Would you filter these records and copy every line that has the word "title"?

-- MATERIALS PROVIDED follows --

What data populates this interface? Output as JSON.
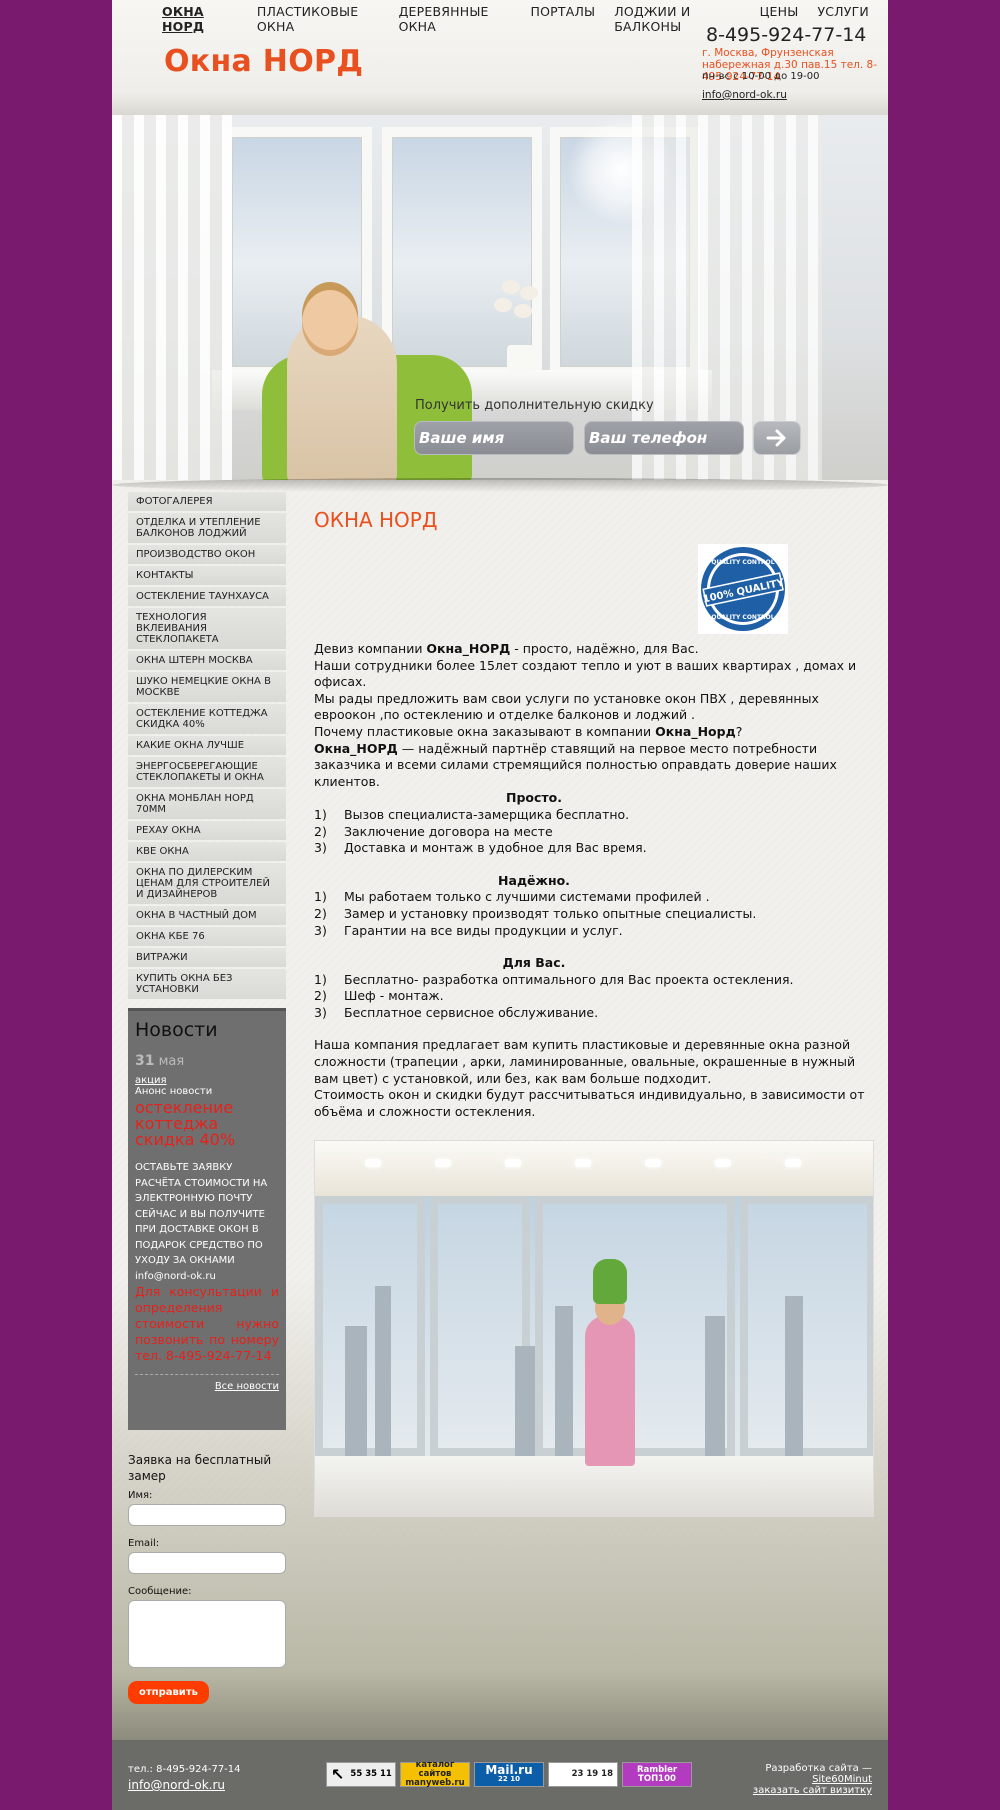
{
  "topnav": [
    "ОКНА НОРД",
    "ПЛАСТИКОВЫЕ ОКНА",
    "ДЕРЕВЯННЫЕ ОКНА",
    "ПОРТАЛЫ",
    "ЛОДЖИИ И БАЛКОНЫ",
    "ЦЕНЫ",
    "УСЛУГИ"
  ],
  "header": {
    "logo": "Окна НОРД",
    "phone": "8-495-924-77-14",
    "address": "г. Москва, Фрунзенская набережная д.30 пав.15   тел. 8-495-924-77-14",
    "hours": "пн-вс с 10-00 до 19-00",
    "email": "info@nord-ok.ru"
  },
  "hero": {
    "caption": "Получить дополнительную скидку",
    "name_placeholder": "Ваше имя",
    "phone_placeholder": "Ваш телефон"
  },
  "sidebar": [
    "ФОТОГАЛЕРЕЯ",
    "ОТДЕЛКА И УТЕПЛЕНИЕ БАЛКОНОВ ЛОДЖИЙ",
    "ПРОИЗВОДСТВО ОКОН",
    "КОНТАКТЫ",
    "ОСТЕКЛЕНИЕ ТАУНХАУСА",
    "ТЕХНОЛОГИЯ ВКЛЕИВАНИЯ СТЕКЛОПАКЕТА",
    "ОКНА ШТЕРН МОСКВА",
    "ШУКО НЕМЕЦКИЕ ОКНА В МОСКВЕ",
    "ОСТЕКЛЕНИЕ КОТТЕДЖА СКИДКА 40%",
    "КАКИЕ ОКНА ЛУЧШЕ",
    "ЭНЕРГОСБЕРЕГАЮЩИЕ СТЕКЛОПАКЕТЫ И ОКНА",
    "ОКНА МОНБЛАН НОРД 70ММ",
    "РЕХАУ ОКНА",
    "КВЕ ОКНА",
    "ОКНА ПО ДИЛЕРСКИМ ЦЕНАМ ДЛЯ СТРОИТЕЛЕЙ И ДИЗАЙНЕРОВ",
    "ОКНА В ЧАСТНЫЙ ДОМ",
    "ОКНА КБЕ 76",
    "ВИТРАЖИ",
    "КУПИТЬ ОКНА БЕЗ УСТАНОВКИ"
  ],
  "news": {
    "title": "Новости",
    "day": "31",
    "month": "мая",
    "tag": "акция",
    "anons": "Анонс новости",
    "headline": "остекление коттеджа скидка 40%",
    "body": "ОСТАВЬТЕ ЗАЯВКУ  РАСЧЁТА СТОИМОСТИ НА ЭЛЕКТРОННУЮ ПОЧТУ СЕЙЧАС И ВЫ ПОЛУЧИТЕ ПРИ ДОСТАВКЕ ОКОН  В ПОДАРОК СРЕДСТВО ПО УХОДУ ЗА ОКНАМИ",
    "email": "info@nord-ok.ru",
    "call": "Для консультации и определения стоимости нужно позвонить    по номеру     тел. 8-495-924-77-14",
    "all_link": "Все новости"
  },
  "request": {
    "title": "Заявка на бесплатный замер",
    "name_label": "Имя:",
    "email_label": "Email:",
    "message_label": "Сообщение:",
    "submit": "отправить"
  },
  "main": {
    "title": "ОКНА НОРД",
    "seal": {
      "top": "QUALITY CONTROL",
      "center": "100% QUALITY",
      "bottom": "QUALITY CONTROL"
    },
    "p1_a": "Девиз компании ",
    "p1_b": "Окна_НОРД",
    "p1_c": " - просто, надёжно, для Вас.",
    "p2": "Наши сотрудники более 15лет создают тепло и уют в ваших квартирах , домах и офисах.",
    "p3": "Мы рады предложить вам свои услуги по установке окон ПВХ , деревянных евроокон ,по остеклению и отделке балконов и лоджий .",
    "p4_a": "Почему пластиковые окна заказывают в компании ",
    "p4_b": "Окна_Норд",
    "p4_c": "?",
    "p5_a": "Окна_НОРД",
    "p5_b": " — надёжный партнёр ставящий на первое место потребности заказчика и всеми силами стремящийся полностью оправдать доверие наших клиентов.",
    "h_simple": "Просто.",
    "simple": [
      "Вызов специалиста-замерщика бесплатно.",
      "Заключение договора на месте",
      "Доставка и монтаж в удобное для Вас время."
    ],
    "h_reliable": "Надёжно.",
    "reliable": [
      "Мы работаем только с лучшими системами профилей .",
      "Замер и установку производят только опытные специалисты.",
      "Гарантии на все виды продукции и услуг."
    ],
    "h_you": "Для Вас.",
    "you": [
      "Бесплатно- разработка оптимального для Вас проекта остекления.",
      "Шеф - монтаж.",
      "Бесплатное сервисное обслуживание."
    ],
    "p6": "Наша компания предлагает вам купить пластиковые и деревянные окна разной сложности (трапеции , арки, ламинированные, овальные, окрашенные в нужный вам цвет) с установкой, или без, как вам больше подходит.",
    "p7": "Стоимость окон и скидки будут рассчитываться индивидуально, в зависимости от объёма и сложности остекления."
  },
  "footer": {
    "phone": "тел.:  8-495-924-77-14",
    "email": "info@nord-ok.ru",
    "badge1": "55 35 11",
    "badge2": "каталог сайтов manyweb.ru",
    "badge3": "Mail.ru",
    "badge3_sub": "22  10",
    "badge4": "23 19 18",
    "badge5": "Rambler ТОП100",
    "dev_prefix": "Разработка сайта — ",
    "dev_link": "Site60Minut",
    "order_link": "заказать сайт визитку"
  },
  "colors": {
    "background": "#7a1a6e",
    "accent": "#e8501f",
    "news_red": "#e8201a",
    "button": "#ff3c00"
  }
}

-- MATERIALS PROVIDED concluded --

_ANSWER SPACE_.
    "title": "Новости",
    "title": "Заявка на бесплатный замер",
    "title": "ОКНА НОРД",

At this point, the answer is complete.